ANIM3365 Behavioural Ecology

6 points
(see Timetable)
Semester 2UWA (Perth)Face to face
Details for undergraduate courses
  • Level 3 core unit in the Zoology major sequence
  • The area of knowledge for this unit is Life and Health Sciences
  • Category B broadening unit for students
  • Level 3 elective
This unit covers the broad area of behavioural ecology—how an animal's behaviour is adapted to its physical and social environment. The unit comprises five broad sections: (1) foundations of behavioural ecology; (2) sexual selection; (3) perception and signaling; (4) kinship, conflict, cooperation and (5) predator-prey interactions. The unit integrates these themes within an evolutionary framework that explores individual plasticity and the genetic basis of behaviour, along with a strong mechanistic basis of how perceptual systems work (e.g. vision which will set limits to behavioural capacity). Lectures are complemented by a practical component to develop skills in review and critique of the primary literature and the development of research skills. During a literature review exercise, students are guided through tutorials to locate and read original journal articles, make use of standard reference texts and online resources, and understand basic ideas and models in behavioural ecology. Students also undertake a research project to develop skills in experimental design, data collection and analysis. In both exercises (literature review and research project), students communicate their findings through formal scientific reports and short PowerPoint presentations.
Students are able to (1) understand major ideas in behavioural ecology; (2) develop research skills including experimental design, data collection, analysis and interpretation; (3) evaluate, critique, synthesise and understand the primary literature in behavioural ecology; and (4) learn to communicate clearly and concisely, demonstrating comprehension of the subject.
Indicative assessments in this unit are as follows: (1) a two-hour end-of-semester examination; (2) written and oral report on a case study; and (3) a report on a research project written as a scientific paper. Further information is available in the unit outline.

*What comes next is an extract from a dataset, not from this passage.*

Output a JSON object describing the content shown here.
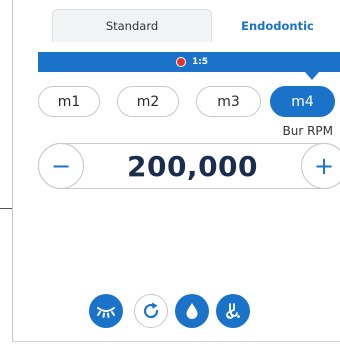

Supplementary assessment is not available in this unit except in the case of a bachelor's pass degree student who has obtained a mark of 45 to 49 overall and is currently enrolled in this unit, and it is the only remaining unit that the student must pass in order to complete their course.
Unit Coordinator(s)
Associate Professor Jonathan Evans and Associate Professor Joseph Tomkins
Unit rules
ANIM2207 Animal Function and Structure
ENVT2250 Ecology
ANIM3364 Animal Biodiversity and Conservation, ANIM3304 Behavioural Ecology
Contact hours
lectures: 2 hours per week; discussion groups: 5 hours—1 hour per week (from week 1); assessment briefings: 2 x 2 hour sessions; oral presentations: 2 x 3 hours; statistics workshop: 1 hour
  • The availability of units in Semester 1, 2, etc. was correct at the time of publication but may be subject to change.
  • All students are responsible for identifying when they need assistance to improve their academic learning, research, English language and numeracy skills; seeking out the services and resources available to help them; and applying what they learn. Students are encouraged to register for free online support through GETSmart; to help themselves to the extensive range of resources on UWA's STUDYSmarter website; and to participate in WRITESmart and (ma+hs)Smart drop-ins and workshops.
  • Books and other material wherever listed may be subject to change. Book lists relating to 'Preliminary reading', 'Recommended reading' and 'Textbooks' are, in most cases, available via the Booktopia Textbook Finder, which has the functionality to search by course code, course, ISBN and title, and may also be posted or available at the appropriate school's administrative offices. Where texts are listed in the unit description above, an asterisk (*) indicates that the book is available in paperback.